■ **DATA SHOWN**
▽
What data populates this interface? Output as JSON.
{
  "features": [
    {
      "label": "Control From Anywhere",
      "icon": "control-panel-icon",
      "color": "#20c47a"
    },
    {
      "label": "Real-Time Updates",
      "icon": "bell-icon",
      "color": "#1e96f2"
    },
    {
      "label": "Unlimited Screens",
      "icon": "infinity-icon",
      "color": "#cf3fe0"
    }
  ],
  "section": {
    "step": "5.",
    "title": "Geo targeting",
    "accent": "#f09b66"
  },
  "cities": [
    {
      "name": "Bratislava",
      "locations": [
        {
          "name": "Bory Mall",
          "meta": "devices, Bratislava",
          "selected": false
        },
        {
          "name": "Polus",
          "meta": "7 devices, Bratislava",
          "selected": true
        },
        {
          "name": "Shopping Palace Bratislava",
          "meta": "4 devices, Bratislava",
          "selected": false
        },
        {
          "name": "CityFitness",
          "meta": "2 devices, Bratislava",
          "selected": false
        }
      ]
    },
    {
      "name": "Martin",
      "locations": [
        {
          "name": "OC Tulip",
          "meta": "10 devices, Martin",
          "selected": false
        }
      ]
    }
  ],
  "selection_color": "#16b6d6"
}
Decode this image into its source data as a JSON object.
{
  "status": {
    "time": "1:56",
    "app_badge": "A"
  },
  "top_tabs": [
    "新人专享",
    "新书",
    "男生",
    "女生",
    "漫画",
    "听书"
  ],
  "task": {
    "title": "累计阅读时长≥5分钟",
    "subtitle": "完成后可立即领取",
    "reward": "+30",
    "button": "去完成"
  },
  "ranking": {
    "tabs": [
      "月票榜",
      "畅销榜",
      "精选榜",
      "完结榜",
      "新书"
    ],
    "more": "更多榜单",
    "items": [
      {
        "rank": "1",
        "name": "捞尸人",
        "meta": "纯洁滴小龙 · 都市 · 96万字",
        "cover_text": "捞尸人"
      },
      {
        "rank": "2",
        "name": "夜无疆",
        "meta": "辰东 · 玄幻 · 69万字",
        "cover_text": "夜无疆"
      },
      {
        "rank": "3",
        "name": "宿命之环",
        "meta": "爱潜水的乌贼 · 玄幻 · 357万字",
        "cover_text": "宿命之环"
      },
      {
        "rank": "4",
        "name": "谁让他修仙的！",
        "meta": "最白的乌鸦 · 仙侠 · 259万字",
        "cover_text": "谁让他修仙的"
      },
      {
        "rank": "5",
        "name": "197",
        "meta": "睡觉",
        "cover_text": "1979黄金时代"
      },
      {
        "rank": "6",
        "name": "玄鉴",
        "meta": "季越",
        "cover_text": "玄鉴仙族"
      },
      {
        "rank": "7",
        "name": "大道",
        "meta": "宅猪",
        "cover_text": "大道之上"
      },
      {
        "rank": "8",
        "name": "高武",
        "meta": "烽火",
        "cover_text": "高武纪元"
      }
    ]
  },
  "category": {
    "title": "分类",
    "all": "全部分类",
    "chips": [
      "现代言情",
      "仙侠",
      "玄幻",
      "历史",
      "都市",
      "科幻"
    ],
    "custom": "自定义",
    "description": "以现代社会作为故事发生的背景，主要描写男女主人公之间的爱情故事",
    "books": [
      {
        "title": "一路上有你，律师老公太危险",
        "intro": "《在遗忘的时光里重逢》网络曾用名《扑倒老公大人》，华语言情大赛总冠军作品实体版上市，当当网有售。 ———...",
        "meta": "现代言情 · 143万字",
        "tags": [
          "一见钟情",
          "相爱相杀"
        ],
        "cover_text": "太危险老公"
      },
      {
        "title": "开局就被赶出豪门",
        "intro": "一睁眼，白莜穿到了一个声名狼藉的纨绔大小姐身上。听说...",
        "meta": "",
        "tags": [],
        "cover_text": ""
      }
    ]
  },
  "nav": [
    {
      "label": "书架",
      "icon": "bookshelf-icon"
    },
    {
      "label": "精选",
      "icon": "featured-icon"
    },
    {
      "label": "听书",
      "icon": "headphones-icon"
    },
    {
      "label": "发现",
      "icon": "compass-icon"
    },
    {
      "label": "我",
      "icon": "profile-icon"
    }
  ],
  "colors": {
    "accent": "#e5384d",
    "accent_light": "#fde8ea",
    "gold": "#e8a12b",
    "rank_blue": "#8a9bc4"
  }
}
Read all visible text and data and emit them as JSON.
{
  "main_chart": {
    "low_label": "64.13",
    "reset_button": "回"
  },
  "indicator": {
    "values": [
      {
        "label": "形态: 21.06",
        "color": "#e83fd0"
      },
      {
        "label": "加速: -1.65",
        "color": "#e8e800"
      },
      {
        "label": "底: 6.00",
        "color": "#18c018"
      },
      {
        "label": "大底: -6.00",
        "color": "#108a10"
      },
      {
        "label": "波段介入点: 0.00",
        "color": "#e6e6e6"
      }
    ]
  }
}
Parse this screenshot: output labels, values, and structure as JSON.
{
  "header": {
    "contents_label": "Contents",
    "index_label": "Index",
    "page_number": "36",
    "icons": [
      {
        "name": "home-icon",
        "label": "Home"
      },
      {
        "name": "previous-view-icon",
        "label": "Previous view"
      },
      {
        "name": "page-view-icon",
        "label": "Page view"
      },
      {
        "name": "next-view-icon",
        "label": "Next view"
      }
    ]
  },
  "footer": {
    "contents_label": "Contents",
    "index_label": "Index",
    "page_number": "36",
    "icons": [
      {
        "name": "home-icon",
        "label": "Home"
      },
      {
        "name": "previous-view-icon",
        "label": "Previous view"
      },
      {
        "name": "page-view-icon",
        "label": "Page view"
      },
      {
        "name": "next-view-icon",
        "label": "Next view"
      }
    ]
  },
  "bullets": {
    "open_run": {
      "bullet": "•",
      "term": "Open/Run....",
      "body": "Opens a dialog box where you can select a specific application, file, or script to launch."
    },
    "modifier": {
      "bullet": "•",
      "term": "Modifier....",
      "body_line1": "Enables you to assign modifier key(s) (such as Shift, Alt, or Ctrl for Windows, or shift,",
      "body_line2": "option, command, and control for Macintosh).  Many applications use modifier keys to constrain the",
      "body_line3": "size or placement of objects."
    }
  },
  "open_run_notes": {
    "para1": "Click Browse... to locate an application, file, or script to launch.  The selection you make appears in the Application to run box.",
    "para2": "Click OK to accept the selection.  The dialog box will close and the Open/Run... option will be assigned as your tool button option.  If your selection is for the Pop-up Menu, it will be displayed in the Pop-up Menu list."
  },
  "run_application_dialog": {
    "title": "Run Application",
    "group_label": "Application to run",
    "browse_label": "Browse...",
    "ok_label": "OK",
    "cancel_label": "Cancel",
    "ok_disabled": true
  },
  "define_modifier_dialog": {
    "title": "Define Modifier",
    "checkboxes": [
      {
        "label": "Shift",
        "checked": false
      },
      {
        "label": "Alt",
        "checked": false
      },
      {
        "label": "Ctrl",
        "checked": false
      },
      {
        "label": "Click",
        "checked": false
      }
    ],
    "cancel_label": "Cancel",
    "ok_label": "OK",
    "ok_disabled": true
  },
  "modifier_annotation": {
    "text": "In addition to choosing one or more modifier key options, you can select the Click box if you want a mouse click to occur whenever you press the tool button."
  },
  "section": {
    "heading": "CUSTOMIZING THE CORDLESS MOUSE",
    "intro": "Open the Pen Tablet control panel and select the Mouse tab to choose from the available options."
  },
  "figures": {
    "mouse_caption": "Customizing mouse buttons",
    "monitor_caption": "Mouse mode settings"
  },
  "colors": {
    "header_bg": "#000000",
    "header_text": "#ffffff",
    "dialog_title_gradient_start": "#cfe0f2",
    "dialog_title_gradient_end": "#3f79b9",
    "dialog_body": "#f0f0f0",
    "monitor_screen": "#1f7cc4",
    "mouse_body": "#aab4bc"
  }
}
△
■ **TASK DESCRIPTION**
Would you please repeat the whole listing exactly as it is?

■ **EXERCISE SOLUTION**
What data populates this interface? Output as JSON.
{
  "features": [
    {
      "label": "Control From Anywhere",
      "icon": "control-panel-icon",
      "color": "#20c47a"
    },
    {
      "label": "Real-Time Updates",
      "icon": "bell-icon",
      "color": "#1e96f2"
    },
    {
      "label": "Unlimited Screens",
      "icon": "infinity-icon",
      "color": "#cf3fe0"
    }
  ],
  "section": {
    "step": "5.",
    "title": "Geo targeting",
    "accent": "#f09b66"
  },
  "cities": [
    {
      "name": "Bratislava",
      "locations": [
        {
          "name": "Bory Mall",
          "meta": "devices, Bratislava",
          "selected": false
        },
        {
          "name": "Polus",
          "meta": "7 devices, Bratislava",
          "selected": true
        },
        {
          "name": "Shopping Palace Bratislava",
          "meta": "4 devices, Bratislava",
          "selected": false
        },
        {
          "name": "CityFitness",
          "meta": "2 devices, Bratislava",
          "selected": false
        }
      ]
    },
    {
      "name": "Martin",
      "locations": [
        {
          "name": "OC Tulip",
          "meta": "10 devices, Martin",
          "selected": false
        }
      ]
    }
  ],
  "selection_color": "#16b6d6"
}
Decode this image into its source data as a JSON object.
{
  "status": {
    "time": "1:56",
    "app_badge": "A"
  },
  "top_tabs": [
    "新人专享",
    "新书",
    "男生",
    "女生",
    "漫画",
    "听书"
  ],
  "task": {
    "title": "累计阅读时长≥5分钟",
    "subtitle": "完成后可立即领取",
    "reward": "+30",
    "button": "去完成"
  },
  "ranking": {
    "tabs": [
      "月票榜",
      "畅销榜",
      "精选榜",
      "完结榜",
      "新书"
    ],
    "more": "更多榜单",
    "items": [
      {
        "rank": "1",
        "name": "捞尸人",
        "meta": "纯洁滴小龙 · 都市 · 96万字",
        "cover_text": "捞尸人"
      },
      {
        "rank": "2",
        "name": "夜无疆",
        "meta": "辰东 · 玄幻 · 69万字",
        "cover_text": "夜无疆"
      },
      {
        "rank": "3",
        "name": "宿命之环",
        "meta": "爱潜水的乌贼 · 玄幻 · 357万字",
        "cover_text": "宿命之环"
      },
      {
        "rank": "4",
        "name": "谁让他修仙的！",
        "meta": "最白的乌鸦 · 仙侠 · 259万字",
        "cover_text": "谁让他修仙的"
      },
      {
        "rank": "5",
        "name": "197",
        "meta": "睡觉",
        "cover_text": "1979黄金时代"
      },
      {
        "rank": "6",
        "name": "玄鉴",
        "meta": "季越",
        "cover_text": "玄鉴仙族"
      },
      {
        "rank": "7",
        "name": "大道",
        "meta": "宅猪",
        "cover_text": "大道之上"
      },
      {
        "rank": "8",
        "name": "高武",
        "meta": "烽火",
        "cover_text": "高武纪元"
      }
    ]
  },
  "category": {
    "title": "分类",
    "all": "全部分类",
    "chips": [
      "现代言情",
      "仙侠",
      "玄幻",
      "历史",
      "都市",
      "科幻"
    ],
    "custom": "自定义",
    "description": "以现代社会作为故事发生的背景，主要描写男女主人公之间的爱情故事",
    "books": [
      {
        "title": "一路上有你，律师老公太危险",
        "intro": "《在遗忘的时光里重逢》网络曾用名《扑倒老公大人》，华语言情大赛总冠军作品实体版上市，当当网有售。 ———...",
        "meta": "现代言情 · 143万字",
        "tags": [
          "一见钟情",
          "相爱相杀"
        ],
        "cover_text": "太危险老公"
      },
      {
        "title": "开局就被赶出豪门",
        "intro": "一睁眼，白莜穿到了一个声名狼藉的纨绔大小姐身上。听说...",
        "meta": "",
        "tags": [],
        "cover_text": ""
      }
    ]
  },
  "nav": [
    {
      "label": "书架",
      "icon": "bookshelf-icon"
    },
    {
      "label": "精选",
      "icon": "featured-icon"
    },
    {
      "label": "听书",
      "icon": "headphones-icon"
    },
    {
      "label": "发现",
      "icon": "compass-icon"
    },
    {
      "label": "我",
      "icon": "profile-icon"
    }
  ],
  "colors": {
    "accent": "#e5384d",
    "accent_light": "#fde8ea",
    "gold": "#e8a12b",
    "rank_blue": "#8a9bc4"
  }
}
Read all visible text and data and emit them as JSON.
{
  "main_chart": {
    "low_label": "64.13",
    "reset_button": "回"
  },
  "indicator": {
    "values": [
      {
        "label": "形态: 21.06",
        "color": "#e83fd0"
      },
      {
        "label": "加速: -1.65",
        "color": "#e8e800"
      },
      {
        "label": "底: 6.00",
        "color": "#18c018"
      },
      {
        "label": "大底: -6.00",
        "color": "#108a10"
      },
      {
        "label": "波段介入点: 0.00",
        "color": "#e6e6e6"
      }
    ]
  }
}
Parse this screenshot: output labels, values, and structure as JSON.
{
  "header": {
    "contents_label": "Contents",
    "index_label": "Index",
    "page_number": "36",
    "icons": [
      {
        "name": "home-icon",
        "label": "Home"
      },
      {
        "name": "previous-view-icon",
        "label": "Previous view"
      },
      {
        "name": "page-view-icon",
        "label": "Page view"
      },
      {
        "name": "next-view-icon",
        "label": "Next view"
      }
    ]
  },
  "footer": {
    "contents_label": "Contents",
    "index_label": "Index",
    "page_number": "36",
    "icons": [
      {
        "name": "home-icon",
        "label": "Home"
      },
      {
        "name": "previous-view-icon",
        "label": "Previous view"
      },
      {
        "name": "page-view-icon",
        "label": "Page view"
      },
      {
        "name": "next-view-icon",
        "label": "Next view"
      }
    ]
  },
  "bullets": {
    "open_run": {
      "bullet": "•",
      "term": "Open/Run....",
      "body": "Opens a dialog box where you can select a specific application, file, or script to launch."
    },
    "modifier": {
      "bullet": "•",
      "term": "Modifier....",
      "body_line1": "Enables you to assign modifier key(s) (such as Shift, Alt, or Ctrl for Windows, or shift,",
      "body_line2": "option, command, and control for Macintosh).  Many applications use modifier keys to constrain the",
      "body_line3": "size or placement of objects."
    }
  },
  "open_run_notes": {
    "para1": "Click Browse... to locate an application, file, or script to launch.  The selection you make appears in the Application to run box.",
    "para2": "Click OK to accept the selection.  The dialog box will close and the Open/Run... option will be assigned as your tool button option.  If your selection is for the Pop-up Menu, it will be displayed in the Pop-up Menu list."
  },
  "run_application_dialog": {
    "title": "Run Application",
    "group_label": "Application to run",
    "browse_label": "Browse...",
    "ok_label": "OK",
    "cancel_label": "Cancel",
    "ok_disabled": true
  },
  "define_modifier_dialog": {
    "title": "Define Modifier",
    "checkboxes": [
      {
        "label": "Shift",
        "checked": false
      },
      {
        "label": "Alt",
        "checked": false
      },
      {
        "label": "Ctrl",
        "checked": false
      },
      {
        "label": "Click",
        "checked": false
      }
    ],
    "cancel_label": "Cancel",
    "ok_label": "OK",
    "ok_disabled": true
  },
  "modifier_annotation": {
    "text": "In addition to choosing one or more modifier key options, you can select the Click box if you want a mouse click to occur whenever you press the tool button."
  },
  "section": {
    "heading": "CUSTOMIZING THE CORDLESS MOUSE",
    "intro": "Open the Pen Tablet control panel and select the Mouse tab to choose from the available options."
  },
  "figures": {
    "mouse_caption": "Customizing mouse buttons",
    "monitor_caption": "Mouse mode settings"
  },
  "colors": {
    "header_bg": "#000000",
    "header_text": "#ffffff",
    "dialog_title_gradient_start": "#cfe0f2",
    "dialog_title_gradient_end": "#3f79b9",
    "dialog_body": "#f0f0f0",
    "monitor_screen": "#1f7cc4",
    "mouse_body": "#aab4bc"
  }
}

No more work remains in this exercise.